Friday, February 4, 2011
What are you reading? The Blood Of Others.
The Blood Of Others. Simone de Beauvoir.
This is one of those books that stays with you, and calls you back to read again and again. The book in the picture is my own well thumbed copy. Downloading a clean snazzy cover from the internet just wouldn't do it justice. I even left the price tag on, look how much I paid for it.
It begins and ends with our heroine, Helene on her death-bed. Mortally wounded, with a bullet to the lungs, her friends can do nothing but sit with her. Her ex-lover, Jean Blomart, riddled with guilt, relives the whole tale.
We are taken back to pre World War 2 Paris. We meet a very young and lively Helene. Engaged to the well meaning and principled Paul. Self centred and impulsive, as the young often are, Helene soon bores of him. When she follows Paul into his political activities, she meets and falls in love with Jean.

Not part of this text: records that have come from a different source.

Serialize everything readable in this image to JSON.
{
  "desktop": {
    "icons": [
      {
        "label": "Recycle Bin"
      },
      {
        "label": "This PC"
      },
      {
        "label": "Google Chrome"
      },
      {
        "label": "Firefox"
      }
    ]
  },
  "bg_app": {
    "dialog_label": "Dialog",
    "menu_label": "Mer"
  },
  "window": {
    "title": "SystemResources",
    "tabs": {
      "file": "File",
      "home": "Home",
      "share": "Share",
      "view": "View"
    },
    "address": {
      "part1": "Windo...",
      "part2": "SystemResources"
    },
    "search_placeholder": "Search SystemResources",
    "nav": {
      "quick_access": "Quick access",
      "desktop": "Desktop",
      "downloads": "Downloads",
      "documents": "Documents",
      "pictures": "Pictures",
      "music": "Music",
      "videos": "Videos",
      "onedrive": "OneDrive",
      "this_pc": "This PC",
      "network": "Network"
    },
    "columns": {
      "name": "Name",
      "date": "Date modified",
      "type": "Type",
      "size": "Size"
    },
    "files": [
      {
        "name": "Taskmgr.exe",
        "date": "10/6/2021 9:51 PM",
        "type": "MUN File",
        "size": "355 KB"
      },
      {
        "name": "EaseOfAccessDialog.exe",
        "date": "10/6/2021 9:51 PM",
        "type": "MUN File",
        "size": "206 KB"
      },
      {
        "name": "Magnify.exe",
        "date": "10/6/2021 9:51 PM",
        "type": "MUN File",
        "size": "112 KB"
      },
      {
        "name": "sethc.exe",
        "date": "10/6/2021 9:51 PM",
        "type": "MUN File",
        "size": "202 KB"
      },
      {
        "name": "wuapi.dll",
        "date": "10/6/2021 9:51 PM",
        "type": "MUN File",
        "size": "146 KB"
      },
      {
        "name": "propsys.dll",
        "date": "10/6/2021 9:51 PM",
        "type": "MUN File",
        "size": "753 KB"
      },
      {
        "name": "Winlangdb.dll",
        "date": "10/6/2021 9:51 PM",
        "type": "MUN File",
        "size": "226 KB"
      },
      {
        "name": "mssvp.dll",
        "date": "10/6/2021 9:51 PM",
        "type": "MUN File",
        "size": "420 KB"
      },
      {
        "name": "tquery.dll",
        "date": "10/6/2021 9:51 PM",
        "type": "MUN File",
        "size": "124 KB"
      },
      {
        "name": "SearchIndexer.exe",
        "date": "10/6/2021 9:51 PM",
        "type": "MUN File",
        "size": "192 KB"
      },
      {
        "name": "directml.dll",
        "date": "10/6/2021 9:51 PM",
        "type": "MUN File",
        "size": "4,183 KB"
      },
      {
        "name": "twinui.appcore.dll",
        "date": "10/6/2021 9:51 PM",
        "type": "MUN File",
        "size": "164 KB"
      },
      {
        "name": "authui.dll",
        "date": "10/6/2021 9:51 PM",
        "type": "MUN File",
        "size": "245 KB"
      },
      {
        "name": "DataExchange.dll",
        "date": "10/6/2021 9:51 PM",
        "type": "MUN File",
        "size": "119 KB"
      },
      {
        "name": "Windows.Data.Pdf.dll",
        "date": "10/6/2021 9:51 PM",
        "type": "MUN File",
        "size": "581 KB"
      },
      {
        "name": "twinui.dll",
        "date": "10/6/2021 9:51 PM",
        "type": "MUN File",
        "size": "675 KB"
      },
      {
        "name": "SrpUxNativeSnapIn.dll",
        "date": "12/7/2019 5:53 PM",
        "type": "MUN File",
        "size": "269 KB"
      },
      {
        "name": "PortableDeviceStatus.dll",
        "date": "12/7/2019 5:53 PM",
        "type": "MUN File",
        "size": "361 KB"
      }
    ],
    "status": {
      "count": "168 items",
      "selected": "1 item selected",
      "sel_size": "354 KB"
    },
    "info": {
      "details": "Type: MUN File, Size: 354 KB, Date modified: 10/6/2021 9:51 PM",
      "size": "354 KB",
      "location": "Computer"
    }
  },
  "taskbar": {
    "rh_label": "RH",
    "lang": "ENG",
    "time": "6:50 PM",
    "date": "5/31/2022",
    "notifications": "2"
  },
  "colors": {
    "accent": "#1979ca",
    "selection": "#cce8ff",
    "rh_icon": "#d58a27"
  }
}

Jean is from a comfortable background, but chose to take the side of the worker. Guilt has haunted our hero all his life, it is the root of all his motivation. His links with the communist party alienated his father, who had made his fortune in the printing trade. Despite ill feelings, Jean chose to stay in the family business, and use it for political advantage.
Jean is always torn. He tries to escape his background, but knows that he can easily return. He nurses the regret that he has betrayed his parents. He wants to love, and does not want to hurt Helene, but cannot return her intense feelings. He is strangely detatched from emotion, putting all his energy into political causes.
Helene's journey is different. The self-centred adolescent we first meet soon grows up. As war breaks out and people all around her become displaced, she finds her strength and learns compassion.
Meanwhile German troops have occupied Paris. Small underground activist groups are seeing the need to unite and get organised. Nobody is sure who they can trust, or what to believe in.
'War could bring about the fall of Fascism, could we stand with our arms folded, beside blood-bespattered Spain, beside the pogroms that defiled Germany, and the brown tide which was rolling toward Austria? ...........I was ashamed, but shame was no argument; the moans of the wounded on the shell-torn and bloody battlefields filled me with pitiless horror. Beyond the Pyrenees, the workers of Spain fell beneath the Fascist bullets - but could I redeem their blood at the price of French lives, at the price of a single life which was not my own life? Jews died like flies in concentration camps, but had I the right to exchange their dead bodies for the innocent bodies of French peasants? I could pay with my body, with my blood, but the remainder of mankind was no coin for my use;'
When their affair is over, Jean throws himself into his work. His contacts, leadership skills and ingenuity makes him indispensible in the underground. Here, once again, Jean finds himself torn. His own life cannot be risked, and yet he must send loyal followers and friends out on dangerous missions. Jean is forced to gamble with the blood of others.
Helene tries to get on with her life, although everything is turned on its head. She even forms a brief aliance with a German soldier. As things get ugly in Paris, Helene feels compromised and stops seeing the soldier.
Jews are rounded up. Helene watches in horror as friends and neighbours are taken prisoner by the Germans. Other political friends disappear. She takes her dear friend Yvonne, a Jewess, into hiding. Now she must turn to Jean for help. In smuggling Yvonne out of the country, Helene finds that she can help others as well. She offers her services and continues to work for the underground. And now we are back to the bullet-in-the lungs scene.
A rich and satisfying novel.